NO where else in Australia is the glory of Great Britain's success at the London Olympics being hailed loudest, than in Perth's far northern suburbs.
Here, in an enclave increasingly known as Little Britain, are five Australian suburbs that Census 2011 records as the most British, home to more UK expats from the mother country than anywhere else in the nation.
At Jindalee, a suburb crafted out of rolling dunes overlooking the Indian Ocean, the number of British born residents comprises 43 per cent, or 433 people, compared to just 439 born in Australia, with another 108 from South Africa, and 50 from Scotland.
In the neighbouring suburb of Mindarie, the proportion of British born accounts for 34 per cent of the suburb, with 33 per cent in Connolly while former Brits account for 32 per cent of residents of Burns Beach and Carramar.
For new residents like Lisa Jones, who moved from Manchester to Perth with her fiance in June 2010, the mix of work and lifestyle opportunities has been enthusiastically embraced.
There's also the obvious things like the weather, with Lisa observing: "The winters are warmer here than the summers in Manchester."
Runners in the women's Olympic marathon held at the weekend would almost certainly agree.
While a good many of these patriotic Brits continue to wave the Union Flag decades after arriving on Australian shores, the London Olympics are allowing some, even the freshly-minted naturalised Australians, to have two-bob each way on the medal tally.
This same, unique position is being felt in London, where the Office of National Statistics estimated the proportion of Australians living in the UK in 2009 at 118,000 people.
The global financial crisis has sparked an exodus of impoverished expats back to the warm embrace of Australia's good economic tidings, but the Olympics is forcing those left behind to choose sides in sport.
An Australian born-and-bred school friend of mine, Michelle, who left our shores for Britain in the 1990s, has outed herself on Facebook as a "loud and proud and GB supporter", even if some in Britain doubt her credentials to do so.
I emailed her to seek her permission to publish the exchange.
Now a mother to a British son, happily married, and enjoying a career in the UK, the school teacher posed the following question to her local friends, and those who keep in touch from afar.
Michelle wrote: "So my FB friends, I am not allowed to be proud to be British and take pride in our Olympics, because I was born in Australia. True? Discuss."
A friend shot back the obvious: "Are you not saying that you are not Australian then? You can't be both."
Sensing alienation from her adopted country, the Aussie abroad countered: "I was born there, my family roots are there, and I am proud of that."
"But who I am now, and who I was then are different, they are both great and I am privileged to have experience of two wonderful countries but my life is now GB, my son, husband, friends etc and I will stay here till I die."
"Be happy that others adore your country of birth. I do well here and am part of your society."
Not all see it that way, particularly in sport, where divided loyalties always trigger furious debate, and where by and large one is expected to support the country of their birth - up until the point where they are not winning.

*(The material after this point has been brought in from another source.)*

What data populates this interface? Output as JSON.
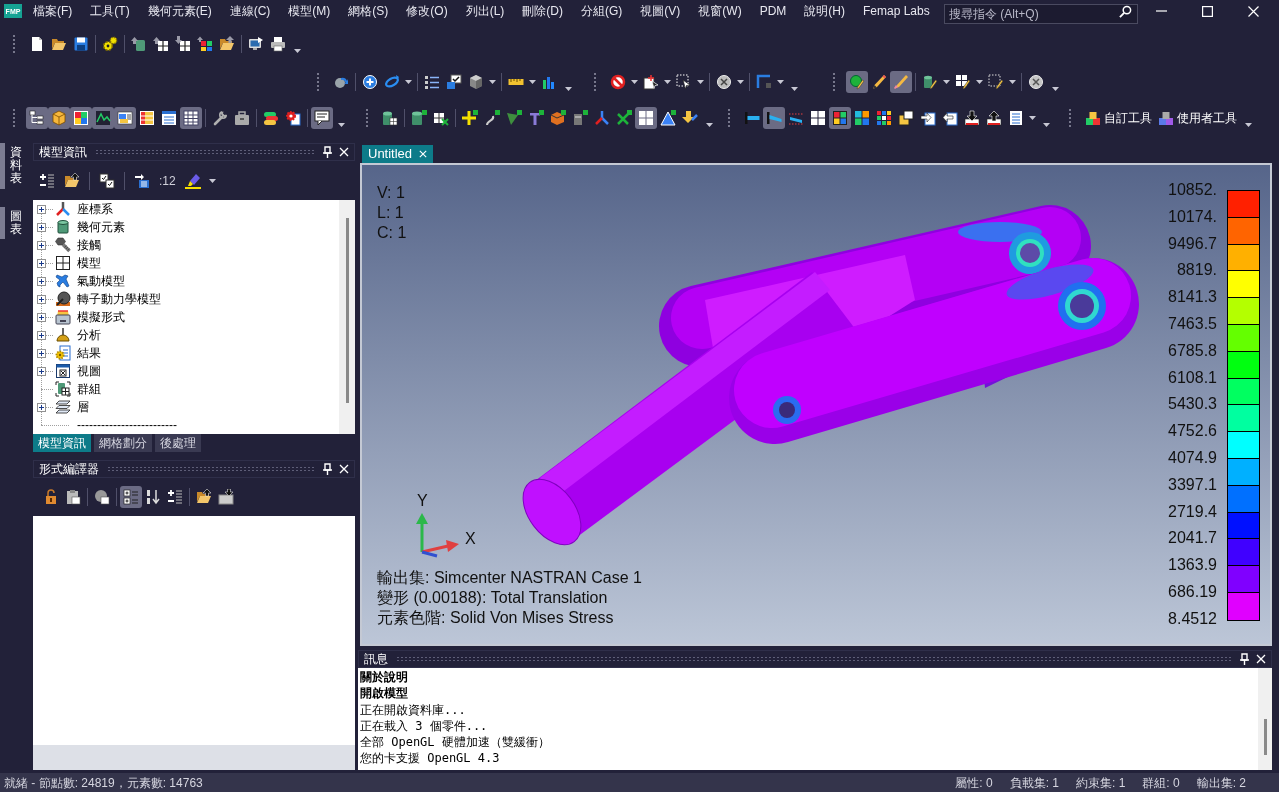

I hold no allegiance to Britain, but I appreciate the opportunity for that country - as Australians did in 2000 - to dine out on its sporting glory at a home Olympic Games, even if it that happens to be a piece of battered, imported fish served with greasy chips.
That the perennial bridesmaid of international tennis, Andy Murray, has managed to take home the gold after comprehensively seeing off that game's world number one and number two, says a lot about how passion for one's own country can be a powerful, motivating force.
When Scotland again takes to the field in its own right at the Commonwealth Games in 2014 - this time on home soil in Glasgow - it's hard to imagine that one of that city's hometown heroes, Mr Murray, could choose an English playing strip over a Scottish one.